Create account Log in

Feel My Soul


Download links and information about Feel My Soul by Jennifer Holliday. This album was released in 1983 and it belongs to Hip Hop/R&B, Soul, Jazz, Vocal Jazz, Pop, Theatre/Soundtrack genres. It contains 9 tracks with total duration of 40:40 minutes.

Artist: Jennifer Holliday
Release date: 1983
Genre: Hip Hop/R&B, Soul, Jazz, Vocal Jazz, Pop, Theatre/Soundtrack
Tracks: 9
Duration: 40:40
Buy on iTunes $4.99
Buy on Amazon $5.99


No. Title Length
1. Just Let Me Wait 4:49
2. I Am Ready Now 4:56
3. This Game of Love (I'm Never Coming Down) 4:05
4. I Am Love 4:36
5. Shine a Light 4:44
6. Just for a While 5:04
7. My Sweet Delight 4:26
8. Change Is Gonna Come 4:43
9. This Day 3:17
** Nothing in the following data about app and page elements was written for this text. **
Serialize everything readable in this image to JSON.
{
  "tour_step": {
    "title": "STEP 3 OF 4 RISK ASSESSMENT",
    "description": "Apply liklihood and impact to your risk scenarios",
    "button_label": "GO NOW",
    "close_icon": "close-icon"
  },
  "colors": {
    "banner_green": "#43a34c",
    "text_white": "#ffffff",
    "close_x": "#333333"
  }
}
Jennifer Holliday's Feel My Soul marked her debut for the pop market after wowing Broadway with her performances in You Arm's Too Short to Box With God and Dreamgirls. And while the album certainly showcases her strong vocals, it's pretty typical of the mainstream urban contemporary sound of the era. "Just Let Me Wait" and "This Game of Love (I'm Never Coming Down)" give Holliday an opportunity to really rip into their upbeat arrangements. But the hit single "I Am Love" is the real standout. Beginning as a fluttering, austere piano ballad, the song abruptly shifts into high gear, where Holliday's high note trills and enormous chorus vocalizing recall her mind-blowing performance of "And I Am Telling You I'm Not Going" from Dreamgirls. Producer Maurice White doesn't take too many risks with Feel My Soul — he wisely keeps the focus on his star's voice. But when he incorporates some Earth, Wind & Fire-style robotic voice antics on "Shine a Light," Holliday starts to recall vintage Tina Turner, suggesting that she would have been able to handle some more adventurous material. This doesn't mean Feel My Soul is a bad album — indeed, the touches of gospel and straightforward adult contemporary that fill out its margins are very well done, and its high points are truly memorable. But since Holliday was never able to fully transfer her Broadway fame into an album-oriented pop career, the album's brief stylistic risks (her raw, emotional, barely-in-check vocal on "Change Is Gonna Come," for example) suggest what might have been.